→ **Work to complete**: Without changing a character, output all of the records.

→ **Exercise materials**:

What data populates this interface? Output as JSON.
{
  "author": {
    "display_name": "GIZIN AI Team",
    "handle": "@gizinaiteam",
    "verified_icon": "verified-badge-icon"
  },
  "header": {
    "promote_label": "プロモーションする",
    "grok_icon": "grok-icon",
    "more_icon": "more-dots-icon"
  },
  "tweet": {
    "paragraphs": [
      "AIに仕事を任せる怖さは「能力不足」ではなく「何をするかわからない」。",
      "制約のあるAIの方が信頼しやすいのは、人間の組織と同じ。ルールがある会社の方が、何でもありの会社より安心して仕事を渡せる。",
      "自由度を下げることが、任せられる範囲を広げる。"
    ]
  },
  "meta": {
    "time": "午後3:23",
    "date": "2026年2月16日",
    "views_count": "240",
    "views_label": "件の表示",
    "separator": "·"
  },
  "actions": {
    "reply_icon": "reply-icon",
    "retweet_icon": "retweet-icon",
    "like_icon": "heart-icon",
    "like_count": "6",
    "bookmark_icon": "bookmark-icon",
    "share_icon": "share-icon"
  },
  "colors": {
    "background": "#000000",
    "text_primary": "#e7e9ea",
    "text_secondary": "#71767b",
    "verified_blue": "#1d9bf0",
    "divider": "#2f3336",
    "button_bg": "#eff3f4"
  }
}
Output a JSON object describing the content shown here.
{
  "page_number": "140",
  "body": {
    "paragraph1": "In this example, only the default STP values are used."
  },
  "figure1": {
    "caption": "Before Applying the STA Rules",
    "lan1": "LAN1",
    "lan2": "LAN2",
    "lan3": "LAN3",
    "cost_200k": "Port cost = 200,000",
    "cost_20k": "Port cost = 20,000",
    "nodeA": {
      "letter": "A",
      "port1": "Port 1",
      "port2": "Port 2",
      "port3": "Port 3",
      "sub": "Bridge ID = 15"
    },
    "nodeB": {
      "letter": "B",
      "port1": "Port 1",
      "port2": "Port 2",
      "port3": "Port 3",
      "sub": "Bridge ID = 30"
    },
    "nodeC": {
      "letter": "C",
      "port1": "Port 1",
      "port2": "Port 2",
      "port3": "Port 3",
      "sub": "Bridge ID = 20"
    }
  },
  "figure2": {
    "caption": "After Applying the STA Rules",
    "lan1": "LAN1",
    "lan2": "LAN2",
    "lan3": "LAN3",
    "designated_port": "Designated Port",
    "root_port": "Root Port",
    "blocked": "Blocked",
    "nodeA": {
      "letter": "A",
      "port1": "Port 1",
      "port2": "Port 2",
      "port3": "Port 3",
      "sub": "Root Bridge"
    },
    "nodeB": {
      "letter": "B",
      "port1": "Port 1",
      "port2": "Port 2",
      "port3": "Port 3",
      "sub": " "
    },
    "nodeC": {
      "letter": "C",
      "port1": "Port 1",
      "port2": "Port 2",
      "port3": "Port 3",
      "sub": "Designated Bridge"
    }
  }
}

→ **Result of this task**:
What data populates this interface? Output as JSON.
{
  "author": {
    "display_name": "GIZIN AI Team",
    "handle": "@gizinaiteam",
    "verified_icon": "verified-badge-icon"
  },
  "header": {
    "promote_label": "プロモーションする",
    "grok_icon": "grok-icon",
    "more_icon": "more-dots-icon"
  },
  "tweet": {
    "paragraphs": [
      "AIに仕事を任せる怖さは「能力不足」ではなく「何をするかわからない」。",
      "制約のあるAIの方が信頼しやすいのは、人間の組織と同じ。ルールがある会社の方が、何でもありの会社より安心して仕事を渡せる。",
      "自由度を下げることが、任せられる範囲を広げる。"
    ]
  },
  "meta": {
    "time": "午後3:23",
    "date": "2026年2月16日",
    "views_count": "240",
    "views_label": "件の表示",
    "separator": "·"
  },
  "actions": {
    "reply_icon": "reply-icon",
    "retweet_icon": "retweet-icon",
    "like_icon": "heart-icon",
    "like_count": "6",
    "bookmark_icon": "bookmark-icon",
    "share_icon": "share-icon"
  },
  "colors": {
    "background": "#000000",
    "text_primary": "#e7e9ea",
    "text_secondary": "#71767b",
    "verified_blue": "#1d9bf0",
    "divider": "#2f3336",
    "button_bg": "#eff3f4"
  }
}
Output a JSON object describing the content shown here.
{
  "page_number": "140",
  "body": {
    "paragraph1": "In this example, only the default STP values are used."
  },
  "figure1": {
    "caption": "Before Applying the STA Rules",
    "lan1": "LAN1",
    "lan2": "LAN2",
    "lan3": "LAN3",
    "cost_200k": "Port cost = 200,000",
    "cost_20k": "Port cost = 20,000",
    "nodeA": {
      "letter": "A",
      "port1": "Port 1",
      "port2": "Port 2",
      "port3": "Port 3",
      "sub": "Bridge ID = 15"
    },
    "nodeB": {
      "letter": "B",
      "port1": "Port 1",
      "port2": "Port 2",
      "port3": "Port 3",
      "sub": "Bridge ID = 30"
    },
    "nodeC": {
      "letter": "C",
      "port1": "Port 1",
      "port2": "Port 2",
      "port3": "Port 3",
      "sub": "Bridge ID = 20"
    }
  },
  "figure2": {
    "caption": "After Applying the STA Rules",
    "lan1": "LAN1",
    "lan2": "LAN2",
    "lan3": "LAN3",
    "designated_port": "Designated Port",
    "root_port": "Root Port",
    "blocked": "Blocked",
    "nodeA": {
      "letter": "A",
      "port1": "Port 1",
      "port2": "Port 2",
      "port3": "Port 3",
      "sub": "Root Bridge"
    },
    "nodeB": {
      "letter": "B",
      "port1": "Port 1",
      "port2": "Port 2",
      "port3": "Port 3",
      "sub": " "
    },
    "nodeC": {
      "letter": "C",
      "port1": "Port 1",
      "port2": "Port 2",
      "port3": "Port 3",
      "sub": "Designated Bridge"
    }
  }
}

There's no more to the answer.